_Extracted data_
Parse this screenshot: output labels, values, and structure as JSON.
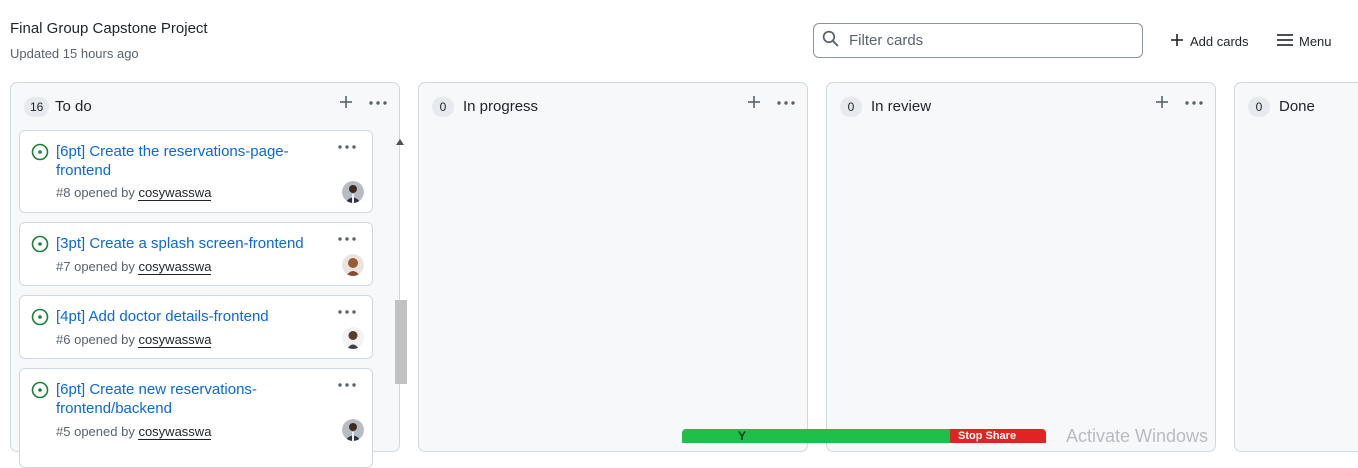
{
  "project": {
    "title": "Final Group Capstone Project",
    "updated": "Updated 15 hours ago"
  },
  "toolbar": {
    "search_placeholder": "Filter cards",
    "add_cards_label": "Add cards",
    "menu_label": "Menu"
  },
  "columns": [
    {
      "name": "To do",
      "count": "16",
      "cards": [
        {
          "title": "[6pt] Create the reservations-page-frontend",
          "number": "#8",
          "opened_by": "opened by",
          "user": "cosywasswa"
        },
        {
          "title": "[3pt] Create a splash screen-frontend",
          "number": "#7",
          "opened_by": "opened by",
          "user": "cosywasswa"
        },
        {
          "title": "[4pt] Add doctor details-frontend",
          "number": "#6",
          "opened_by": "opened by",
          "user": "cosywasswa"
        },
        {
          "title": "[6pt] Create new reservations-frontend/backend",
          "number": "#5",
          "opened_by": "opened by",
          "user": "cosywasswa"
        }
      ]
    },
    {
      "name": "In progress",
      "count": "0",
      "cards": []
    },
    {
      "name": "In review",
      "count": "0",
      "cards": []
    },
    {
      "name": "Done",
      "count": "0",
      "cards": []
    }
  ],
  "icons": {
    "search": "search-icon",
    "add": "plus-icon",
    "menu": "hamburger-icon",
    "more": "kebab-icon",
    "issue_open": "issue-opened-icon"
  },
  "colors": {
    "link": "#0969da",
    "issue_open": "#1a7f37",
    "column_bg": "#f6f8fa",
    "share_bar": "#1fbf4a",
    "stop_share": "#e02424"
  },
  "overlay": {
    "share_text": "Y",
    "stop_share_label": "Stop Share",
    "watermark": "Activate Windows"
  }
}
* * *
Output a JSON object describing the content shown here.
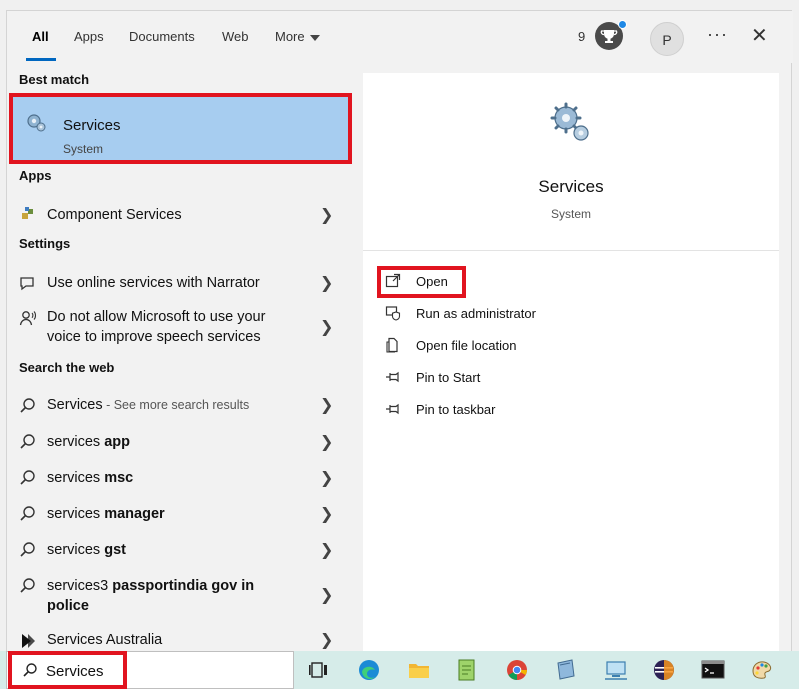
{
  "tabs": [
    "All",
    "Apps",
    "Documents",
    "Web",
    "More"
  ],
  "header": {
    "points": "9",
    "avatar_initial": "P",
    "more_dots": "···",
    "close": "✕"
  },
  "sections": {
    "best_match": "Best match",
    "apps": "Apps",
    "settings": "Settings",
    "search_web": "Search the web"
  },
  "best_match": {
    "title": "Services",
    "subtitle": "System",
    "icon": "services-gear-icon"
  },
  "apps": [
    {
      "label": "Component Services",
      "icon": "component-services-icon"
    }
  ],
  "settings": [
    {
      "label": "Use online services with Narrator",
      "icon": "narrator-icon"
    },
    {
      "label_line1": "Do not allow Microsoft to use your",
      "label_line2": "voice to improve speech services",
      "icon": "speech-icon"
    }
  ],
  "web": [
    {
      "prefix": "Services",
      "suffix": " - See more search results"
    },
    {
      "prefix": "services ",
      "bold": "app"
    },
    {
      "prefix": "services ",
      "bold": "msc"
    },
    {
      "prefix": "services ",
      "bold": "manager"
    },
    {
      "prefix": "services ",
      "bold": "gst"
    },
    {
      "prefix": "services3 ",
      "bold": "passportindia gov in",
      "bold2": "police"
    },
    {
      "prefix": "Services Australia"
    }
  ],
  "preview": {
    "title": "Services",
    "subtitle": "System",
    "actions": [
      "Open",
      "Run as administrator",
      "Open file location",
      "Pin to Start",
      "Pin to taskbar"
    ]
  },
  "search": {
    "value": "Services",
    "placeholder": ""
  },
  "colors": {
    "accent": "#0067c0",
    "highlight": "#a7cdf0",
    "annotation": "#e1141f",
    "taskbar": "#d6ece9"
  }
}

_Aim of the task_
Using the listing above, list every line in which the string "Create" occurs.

_Output below_
          "title": "[6pt] Create the reservations-page-frontend",
          "title": "[3pt] Create a splash screen-frontend",
          "title": "[6pt] Create new reservations-frontend/backend",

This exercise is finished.